MLM success is not a function of how many people you recruit or even how many products you sell; it’s only a question of how much money you pocket that depends on whether you’re willing to put in the hours.
Multi-level marketing is not a scam.
This is one of the first things you need to know before getting involved. Multi-level marketing (MLM) is not a scam, but some companies engaging in multi-level marketing are scams. This article will attempt to dispel several myths that surround this business model and discuss why people fail at MLM. It will also tell you some of the reasons people succeed at MLM.
Myth 1: MLM is a scam because it´s illegal to sell products to your customers.
It’s not a scam, but it sure feels like a scam! That’s what many people think when they first hear about multi-level marketing and direct selling companies. Here are a few facts: a multi-level marketing company allows you to buy products at wholesale prices and re-sell them at a retail price. This is allowed in many countries, including the US. You can be an independent sales representative for that company without being an employee of the company. Now this point alone should stop your urge to call your state attorney general’s office.
However, it is important to note that if you decide to join a company and pay anything for the chance to sell their products, then that does feel like you just got scammed. You paid money for something—and when you try to get your money back or even ask a question, attention is diverted from product knowledge and directed toward you and your wallet.
Myth 2: MLM is a scam because most people lose money.
Actually, it’s not true that most people lose money in direct selling companies. It’s just the opposite. Most of the participants do earn an income, but usually at levels much lower than what they initially expected or were led to believe. I was one of them! A year after selling books, tapes, and seminars (MLM products) for a company that has since gone out of business, I was still broke.

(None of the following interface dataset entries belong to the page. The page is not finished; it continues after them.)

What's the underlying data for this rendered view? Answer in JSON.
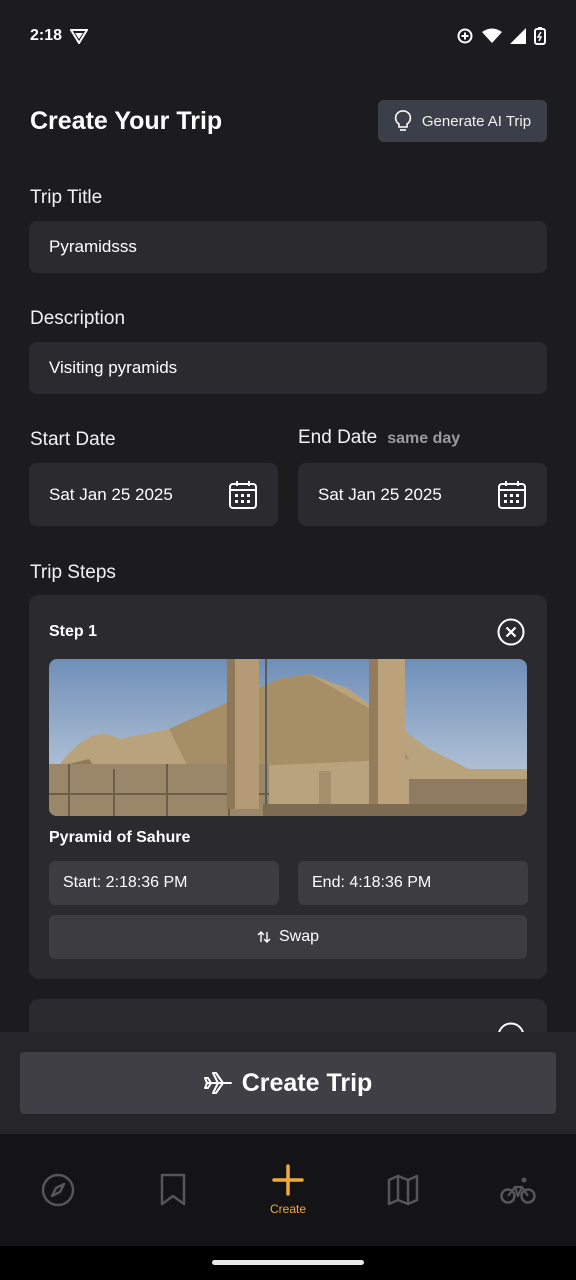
{
  "status_bar": {
    "time": "2:18"
  },
  "header": {
    "title": "Create Your Trip",
    "ai_button_label": "Generate AI Trip"
  },
  "form": {
    "trip_title_label": "Trip Title",
    "trip_title_value": "Pyramidsss",
    "description_label": "Description",
    "description_value": "Visiting pyramids",
    "start_date_label": "Start Date",
    "start_date_value": "Sat Jan 25 2025",
    "end_date_label": "End Date",
    "end_date_note": "same day",
    "end_date_value": "Sat Jan 25 2025"
  },
  "steps": {
    "section_label": "Trip Steps",
    "items": [
      {
        "title": "Step 1",
        "place": "Pyramid of Sahure",
        "start": "Start: 2:18:36 PM",
        "end": "End: 4:18:36 PM",
        "swap_label": "Swap"
      }
    ]
  },
  "create_button": {
    "label": "Create Trip"
  },
  "bottom_nav": {
    "items": [
      {
        "icon": "compass-icon",
        "label": ""
      },
      {
        "icon": "bookmark-icon",
        "label": ""
      },
      {
        "icon": "plus-icon",
        "label": "Create",
        "active": true
      },
      {
        "icon": "map-icon",
        "label": ""
      },
      {
        "icon": "bike-icon",
        "label": ""
      }
    ]
  },
  "colors": {
    "background": "#1c1c1f",
    "card": "#2b2b2f",
    "accent": "#f0a93a"
  }
}
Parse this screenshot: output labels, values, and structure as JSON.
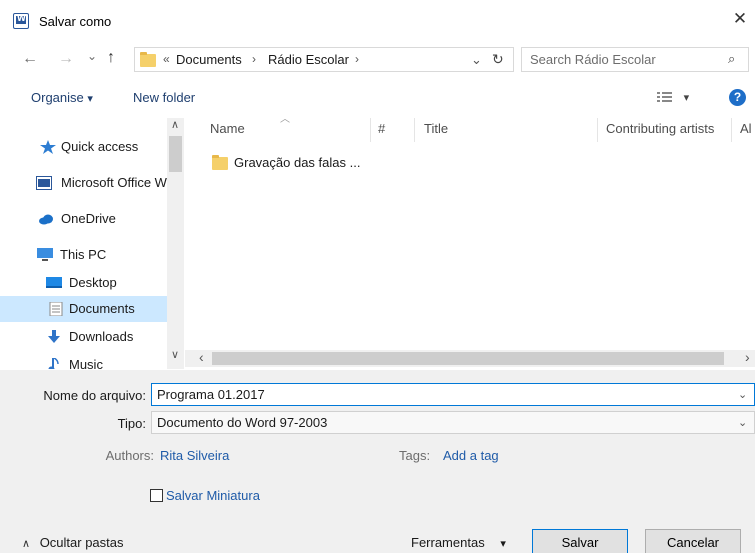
{
  "window": {
    "title": "Salvar como",
    "close_glyph": "✕"
  },
  "nav": {
    "back": "←",
    "forward": "→",
    "recent": "⌄",
    "up": "↑",
    "breadcrumb_overflow": "«",
    "breadcrumbs": [
      "Documents",
      "Rádio Escolar"
    ],
    "crumb_sep": "›",
    "dropdown": "⌄",
    "refresh": "↻",
    "search_placeholder": "Search Rádio Escolar",
    "search_icon": "⌕"
  },
  "toolbar": {
    "organise": "Organise",
    "organise_arrow": "▾",
    "new_folder": "New folder",
    "view_arrow": "▾",
    "help": "?"
  },
  "sidebar": {
    "items": [
      {
        "label": "Quick access",
        "icon": "star-icon"
      },
      {
        "label": "Microsoft Office W",
        "icon": "word-icon"
      },
      {
        "label": "OneDrive",
        "icon": "cloud-icon"
      },
      {
        "label": "This PC",
        "icon": "computer-icon"
      },
      {
        "label": "Desktop",
        "icon": "desktop-icon"
      },
      {
        "label": "Documents",
        "icon": "documents-icon"
      },
      {
        "label": "Downloads",
        "icon": "download-icon"
      },
      {
        "label": "Music",
        "icon": "music-icon"
      }
    ],
    "selected_index": 5
  },
  "columns": {
    "name": "Name",
    "number": "#",
    "title": "Title",
    "contributing_artists": "Contributing artists",
    "album": "Al"
  },
  "files": [
    {
      "name": "Gravação das falas ..."
    }
  ],
  "form": {
    "filename_label": "Nome do arquivo:",
    "filename_value": "Programa 01.2017",
    "type_label": "Tipo:",
    "type_value": "Documento do Word 97-2003",
    "authors_label": "Authors:",
    "authors_value": "Rita Silveira",
    "tags_label": "Tags:",
    "tags_value": "Add a tag",
    "thumbnail_label": "Salvar Miniatura",
    "dropdown_glyph": "⌄"
  },
  "footer": {
    "hide_folders_glyph": "∧",
    "hide_folders": "Ocultar pastas",
    "tools": "Ferramentas",
    "tools_arrow": "▾",
    "save": "Salvar",
    "cancel": "Cancelar"
  },
  "scroll_glyphs": {
    "up": "∧",
    "down": "∨",
    "left": "‹",
    "right": "›"
  },
  "colors": {
    "accent": "#0078d7",
    "selection": "#cce8ff",
    "link": "#1f5ba8",
    "folder": "#f5d06a"
  }
}
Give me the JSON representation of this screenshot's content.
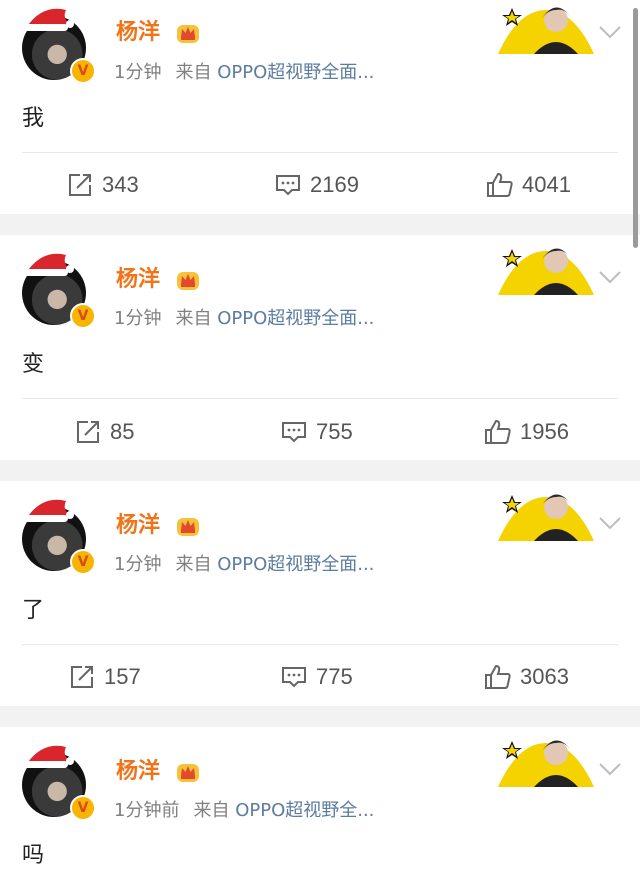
{
  "colors": {
    "page_bg": "#f2f2f2",
    "name": "#f0751a",
    "source_link": "#5c7ca1",
    "meta": "#808080",
    "verified_badge": "#f7b500"
  },
  "posts": [
    {
      "author": "杨洋",
      "time": "1分钟",
      "from_word": "来自",
      "source": "OPPO超视野全面...",
      "text": "我",
      "reposts": "343",
      "comments": "2169",
      "likes": "4041"
    },
    {
      "author": "杨洋",
      "time": "1分钟",
      "from_word": "来自",
      "source": "OPPO超视野全面...",
      "text": "变",
      "reposts": "85",
      "comments": "755",
      "likes": "1956"
    },
    {
      "author": "杨洋",
      "time": "1分钟",
      "from_word": "来自",
      "source": "OPPO超视野全面...",
      "text": "了",
      "reposts": "157",
      "comments": "775",
      "likes": "3063"
    },
    {
      "author": "杨洋",
      "time": "1分钟前",
      "from_word": "来自",
      "source": "OPPO超视野全...",
      "text": "吗"
    }
  ],
  "icons": {
    "avatar": "user-avatar-with-santa-hat",
    "crown": "crown-icon",
    "verified": "verified-v-badge",
    "sticker": "decorative-card-sticker",
    "menu": "chevron-down-icon",
    "repost": "repost-icon",
    "comment": "comment-icon",
    "like": "thumbs-up-icon"
  }
}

Myth 3: MLMs use cult-like techniques to recruit people.
I’ve done extensive research on the subject and talked with many participants—and I’ve even had a few of them tell me that I was too skeptical. Many people selling the products are very sincere and passionate about what they do; sometimes, however, things can go wrong with the company or business model.
Myth 4: MLM is a scam because it´s like gambling—you never know who’s going to win.
I’m not sure if the analogy of gambling with MLM is accurate, but I can say without a doubt that you have less chance to win at roulette than with an MLM business. This is because “the house” always wins—and there are many levels of “the house.” But keep reading to find out why this doesn’t always apply to network marketing.
Myth 5: MLM is a scam because distributors are not well-trained.
If you don’t think it’s worth spending the time, effort, and money to make your distributorship successful, I think that says more about you than about direct selling companies. Sure, there are companies that don’t train their distributors well. But there are many that hire only the most experienced and successful people to teach their distributors, so it’s not all bad.
Myth 6: MLM is a scam because you have to recruit in order to make money.
When you join a traditional business, such as an insurance agency or mutual fund company, the company trains you in the product so you can sell it to customers. Then they expect you to do exactly that. If you don’t meet your quota every month, not only do you miss your commissions for those unsold policies or funds—you also lose your job!
Myth 7: MLM is a scam because distributors are not professional.
It’s true that many distributors don’t have a very polished public speaking style or cosmetically pleasing appearance, but it doesn’t mean they can’t sell the products. Look at it this way: if you joined a company and were trained by their tenured executives on how to sell a product, would you be confident of your ability to do it?